Saved data entries

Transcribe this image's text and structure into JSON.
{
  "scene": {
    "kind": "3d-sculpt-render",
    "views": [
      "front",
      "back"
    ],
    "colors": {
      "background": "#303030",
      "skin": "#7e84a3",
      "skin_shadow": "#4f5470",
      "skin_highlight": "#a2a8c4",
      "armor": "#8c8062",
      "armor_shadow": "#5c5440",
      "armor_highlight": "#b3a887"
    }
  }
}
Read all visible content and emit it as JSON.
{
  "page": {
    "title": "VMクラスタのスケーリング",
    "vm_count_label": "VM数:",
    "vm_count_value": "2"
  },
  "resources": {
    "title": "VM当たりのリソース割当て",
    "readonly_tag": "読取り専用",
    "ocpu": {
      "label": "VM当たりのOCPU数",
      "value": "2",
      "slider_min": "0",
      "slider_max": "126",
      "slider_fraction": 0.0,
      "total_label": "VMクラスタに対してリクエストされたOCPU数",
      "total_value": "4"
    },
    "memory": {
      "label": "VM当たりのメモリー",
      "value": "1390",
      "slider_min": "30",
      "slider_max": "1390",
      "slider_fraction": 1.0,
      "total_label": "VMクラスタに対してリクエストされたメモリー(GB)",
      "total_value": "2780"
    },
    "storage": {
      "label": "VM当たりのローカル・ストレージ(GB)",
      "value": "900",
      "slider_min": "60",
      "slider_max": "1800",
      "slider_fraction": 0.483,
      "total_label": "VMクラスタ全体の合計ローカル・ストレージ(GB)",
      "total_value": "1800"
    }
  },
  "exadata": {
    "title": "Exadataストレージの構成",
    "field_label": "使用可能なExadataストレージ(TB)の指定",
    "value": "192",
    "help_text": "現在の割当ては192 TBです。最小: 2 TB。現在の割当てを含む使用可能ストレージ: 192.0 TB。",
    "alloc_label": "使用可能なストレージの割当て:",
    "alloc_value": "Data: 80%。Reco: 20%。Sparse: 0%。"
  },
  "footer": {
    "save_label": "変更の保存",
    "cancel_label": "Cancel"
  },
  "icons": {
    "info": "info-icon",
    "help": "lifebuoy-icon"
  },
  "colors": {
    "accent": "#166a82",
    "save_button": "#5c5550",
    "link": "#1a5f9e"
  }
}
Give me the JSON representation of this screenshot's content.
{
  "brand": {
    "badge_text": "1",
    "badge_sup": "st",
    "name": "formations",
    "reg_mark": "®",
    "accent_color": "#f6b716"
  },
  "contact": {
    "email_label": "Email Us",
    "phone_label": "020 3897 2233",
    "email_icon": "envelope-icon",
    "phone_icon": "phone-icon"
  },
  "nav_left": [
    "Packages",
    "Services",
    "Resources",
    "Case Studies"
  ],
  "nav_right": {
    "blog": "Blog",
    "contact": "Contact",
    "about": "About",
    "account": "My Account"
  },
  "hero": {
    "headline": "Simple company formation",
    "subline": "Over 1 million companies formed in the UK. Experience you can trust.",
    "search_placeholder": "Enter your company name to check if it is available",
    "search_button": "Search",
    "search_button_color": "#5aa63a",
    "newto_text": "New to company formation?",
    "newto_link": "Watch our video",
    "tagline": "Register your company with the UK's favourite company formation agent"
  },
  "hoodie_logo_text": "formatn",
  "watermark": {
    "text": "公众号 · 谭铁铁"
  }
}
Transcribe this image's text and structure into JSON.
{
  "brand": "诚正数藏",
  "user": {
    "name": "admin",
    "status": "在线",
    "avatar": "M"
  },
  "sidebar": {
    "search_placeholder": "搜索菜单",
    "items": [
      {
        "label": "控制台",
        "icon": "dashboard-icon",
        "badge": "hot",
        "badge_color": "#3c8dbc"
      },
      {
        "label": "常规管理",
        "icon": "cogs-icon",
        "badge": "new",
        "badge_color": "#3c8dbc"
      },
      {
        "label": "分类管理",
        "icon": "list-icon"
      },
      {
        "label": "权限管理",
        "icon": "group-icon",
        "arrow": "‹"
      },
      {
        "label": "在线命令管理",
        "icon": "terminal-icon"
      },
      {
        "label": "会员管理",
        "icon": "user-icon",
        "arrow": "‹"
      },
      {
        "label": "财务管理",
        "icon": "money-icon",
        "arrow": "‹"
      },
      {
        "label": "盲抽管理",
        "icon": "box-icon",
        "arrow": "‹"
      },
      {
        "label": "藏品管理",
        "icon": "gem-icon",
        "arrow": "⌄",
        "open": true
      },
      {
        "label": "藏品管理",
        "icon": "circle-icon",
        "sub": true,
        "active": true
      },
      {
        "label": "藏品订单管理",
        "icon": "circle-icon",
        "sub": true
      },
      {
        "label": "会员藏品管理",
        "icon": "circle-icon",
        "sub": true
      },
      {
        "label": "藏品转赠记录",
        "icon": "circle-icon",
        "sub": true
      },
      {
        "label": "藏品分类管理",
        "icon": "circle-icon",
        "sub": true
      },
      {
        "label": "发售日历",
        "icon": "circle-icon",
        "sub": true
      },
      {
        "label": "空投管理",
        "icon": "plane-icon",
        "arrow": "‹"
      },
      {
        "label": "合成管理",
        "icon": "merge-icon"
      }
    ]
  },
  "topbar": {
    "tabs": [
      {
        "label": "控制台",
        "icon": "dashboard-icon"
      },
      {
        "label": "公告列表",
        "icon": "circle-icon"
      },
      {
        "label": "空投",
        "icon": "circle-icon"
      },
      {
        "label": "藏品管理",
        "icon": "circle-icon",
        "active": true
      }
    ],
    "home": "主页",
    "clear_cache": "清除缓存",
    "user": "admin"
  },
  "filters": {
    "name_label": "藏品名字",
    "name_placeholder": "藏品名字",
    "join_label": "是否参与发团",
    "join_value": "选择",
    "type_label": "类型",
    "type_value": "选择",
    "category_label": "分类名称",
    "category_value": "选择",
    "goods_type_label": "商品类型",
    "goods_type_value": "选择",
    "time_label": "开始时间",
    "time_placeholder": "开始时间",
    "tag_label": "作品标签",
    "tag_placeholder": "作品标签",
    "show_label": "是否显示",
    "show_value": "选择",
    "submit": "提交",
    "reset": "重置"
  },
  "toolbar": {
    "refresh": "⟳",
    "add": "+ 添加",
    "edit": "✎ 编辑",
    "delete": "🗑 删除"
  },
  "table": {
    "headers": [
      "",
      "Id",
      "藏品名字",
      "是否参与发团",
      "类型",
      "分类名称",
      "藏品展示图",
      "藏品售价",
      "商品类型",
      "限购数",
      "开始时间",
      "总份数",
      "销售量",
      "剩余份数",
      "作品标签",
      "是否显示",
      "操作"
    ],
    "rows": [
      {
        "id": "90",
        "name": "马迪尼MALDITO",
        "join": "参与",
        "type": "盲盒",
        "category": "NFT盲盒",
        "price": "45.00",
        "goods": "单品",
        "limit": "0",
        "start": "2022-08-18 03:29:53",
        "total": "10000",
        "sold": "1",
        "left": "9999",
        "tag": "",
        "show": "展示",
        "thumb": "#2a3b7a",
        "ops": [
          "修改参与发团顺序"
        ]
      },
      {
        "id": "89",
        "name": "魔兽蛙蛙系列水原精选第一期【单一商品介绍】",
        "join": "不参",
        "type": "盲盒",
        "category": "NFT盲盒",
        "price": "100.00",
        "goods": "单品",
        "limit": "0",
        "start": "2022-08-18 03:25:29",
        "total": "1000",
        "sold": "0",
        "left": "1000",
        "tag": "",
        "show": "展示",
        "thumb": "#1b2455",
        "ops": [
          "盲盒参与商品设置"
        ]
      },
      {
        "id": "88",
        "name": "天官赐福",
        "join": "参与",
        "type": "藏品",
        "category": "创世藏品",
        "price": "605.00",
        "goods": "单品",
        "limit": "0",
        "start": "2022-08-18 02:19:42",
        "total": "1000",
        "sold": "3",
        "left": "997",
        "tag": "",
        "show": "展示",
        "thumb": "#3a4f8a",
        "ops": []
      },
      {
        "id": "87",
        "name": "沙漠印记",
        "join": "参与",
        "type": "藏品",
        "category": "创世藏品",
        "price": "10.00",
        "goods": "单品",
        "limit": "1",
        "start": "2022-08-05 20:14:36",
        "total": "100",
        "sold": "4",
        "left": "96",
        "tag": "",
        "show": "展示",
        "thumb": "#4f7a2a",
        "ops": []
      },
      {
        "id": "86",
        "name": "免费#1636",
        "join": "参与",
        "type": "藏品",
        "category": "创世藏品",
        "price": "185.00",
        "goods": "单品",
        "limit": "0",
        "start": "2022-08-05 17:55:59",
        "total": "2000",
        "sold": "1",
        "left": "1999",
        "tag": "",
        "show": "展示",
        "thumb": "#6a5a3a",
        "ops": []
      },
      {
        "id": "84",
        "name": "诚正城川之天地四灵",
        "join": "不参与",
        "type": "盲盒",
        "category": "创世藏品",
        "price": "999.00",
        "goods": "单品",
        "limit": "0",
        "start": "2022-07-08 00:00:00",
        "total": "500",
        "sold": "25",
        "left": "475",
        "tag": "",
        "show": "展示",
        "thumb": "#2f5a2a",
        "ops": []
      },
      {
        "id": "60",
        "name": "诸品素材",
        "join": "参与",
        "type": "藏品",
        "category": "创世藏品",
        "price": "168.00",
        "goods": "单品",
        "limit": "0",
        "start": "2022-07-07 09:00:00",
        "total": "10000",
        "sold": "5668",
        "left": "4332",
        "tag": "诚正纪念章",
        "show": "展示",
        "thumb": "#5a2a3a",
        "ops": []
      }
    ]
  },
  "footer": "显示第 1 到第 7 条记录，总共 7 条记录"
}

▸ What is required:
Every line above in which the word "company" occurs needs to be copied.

▸ Task answer:
    "headline": "Simple company formation",
    "search_placeholder": "Enter your company name to check if it is available",
    "newto_text": "New to company formation?",
    "tagline": "Register your company with the UK's favourite company formation agent"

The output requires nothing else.